No one says it. They don’t want to believe it. But deep down inside, most of us kind of assume that some people are gifted communicators and the rest of us are just average. We don’t treat communication like any other skill that can be developed, learned, taught. Instead we think great communication comes from great communicators.
But what if great communication was the result of decisions. Choices that we, each one of us, could make.
1. Choose dialogue over monologues
One of the first choices every communicator has to make is how comfortable they are with monologues. It turns out most of us are pretty good at it. We talk, and talk, and fall in love with our voices. But being good, even great, at communication is about dialogue instead of monologues.
Our choice here is simple to write. Harder to live out. But the reality is simple – to be great at communication we need to be equally good at listening as we are at talking. More importantly, we have to come to love the dialogue. We have to get comfortable not knowing things, get comfortable learning things by listening.
2. Choose empathy over ego
If you thought the last choice was difficult, this one might feel even more difficult. Like I said before, it’s easy to fall in love with our own voices. We also can fall in love with our own brains, our own thoughts, and just about everything about ourselves. That’s the ego. And to be great at communication, you have to want to get past ego. You have to want to choose empathy.
Here’s the good news. The more you choose empathy over ego, the easier it gets. Ego gets fed by attention, and it shrinks if you give it less.
Empathy is all about putting yourself in someone else’s shoes. A direct consequence of this dynamic is predictable – the more you learn to put yourself in others’ shoes, the better you get at communicating.
3. Choose helpful over heroic
Most leaders like having an impact. But it’s easy to look for home runs and big moments. Instead, great communicators just keep getting hits. They choose to be helpful regularly – at each touchpoint – rather than waiting for their big moment.
When you’re interacting with others, do you end each conversation or interaction with the simple question, “What else can I help you with?” The more you lean into being helpful, the more trust you’ll build with your listeners – which will help your message’s ability to have impact.
4. Choose consistency over calculations
I know folks that spend a lot of time figuring out the perfect words.
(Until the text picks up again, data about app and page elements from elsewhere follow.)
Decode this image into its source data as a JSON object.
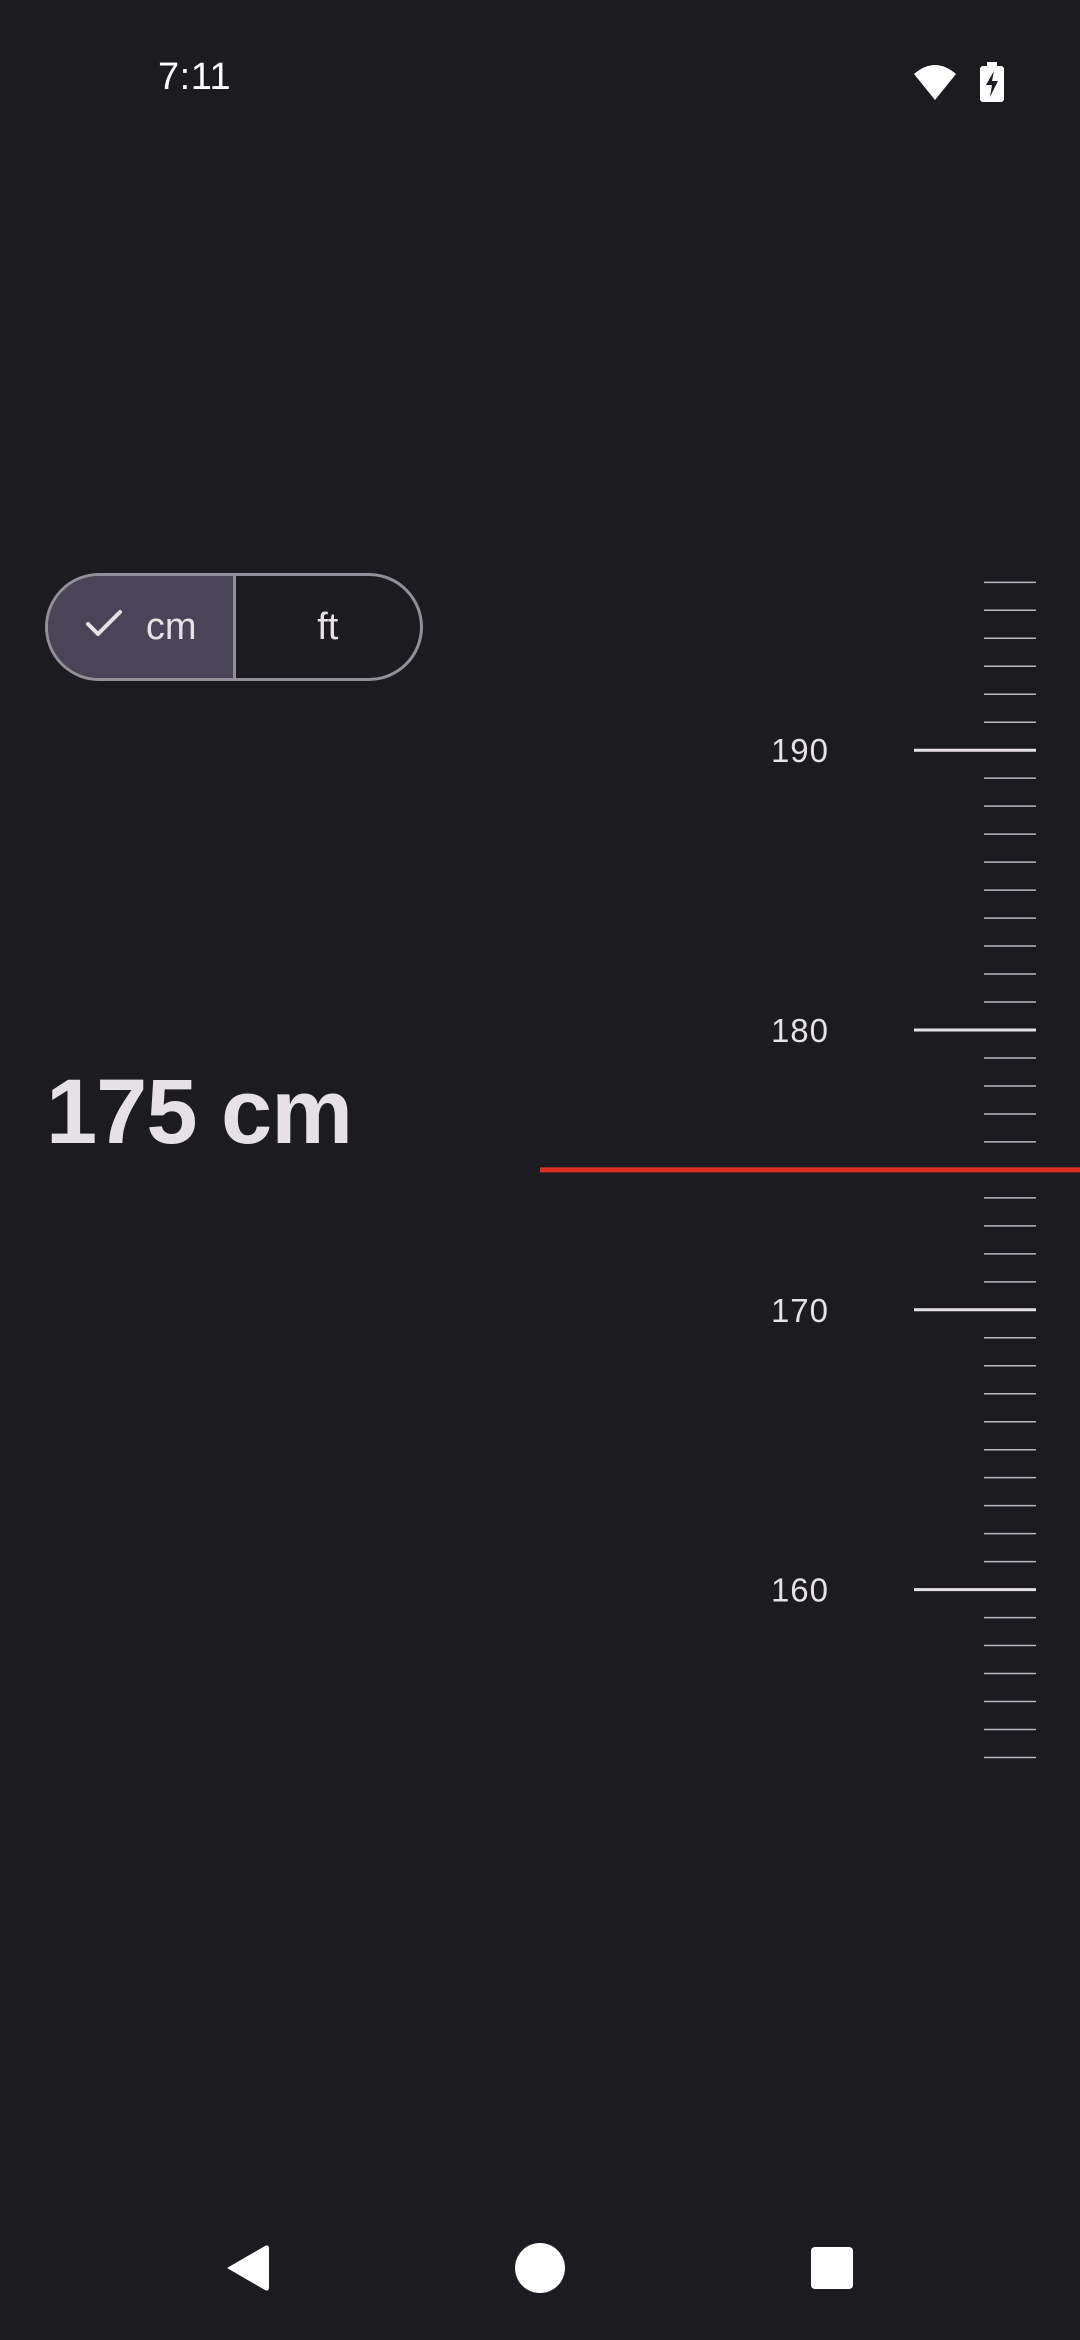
{
  "status_bar": {
    "time": "7:11",
    "icons": [
      "wifi-icon",
      "battery-charging-icon"
    ]
  },
  "unit_toggle": {
    "options": [
      {
        "label": "cm",
        "selected": true,
        "icon": "check-icon"
      },
      {
        "label": "ft",
        "selected": false
      }
    ]
  },
  "height_display": {
    "value": "175 cm"
  },
  "ruler": {
    "unit": "cm",
    "min": 154,
    "max": 196,
    "major_step": 10,
    "minor_step": 1,
    "labels": [
      "190",
      "180",
      "170",
      "160"
    ],
    "current_value": 175,
    "indicator_color": "#d93025"
  },
  "nav_bar": {
    "buttons": [
      "back-icon",
      "home-icon",
      "recents-icon"
    ]
  },
  "colors": {
    "background": "#1c1b20",
    "selected_segment": "#4a4458",
    "outline": "#938f99",
    "text": "#e6e1e6"
  }
}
They communicate in a way that can only be described as calculated. But the great communicators I’ve spent time with are much more relaxed about sharing their insights. They’re not focused on specific words.
In fact, sometimes it feels like they’re massaging their messaging based on who they’re talking with. And that’s a skill that only comes with practice. So choose consistency over calculations.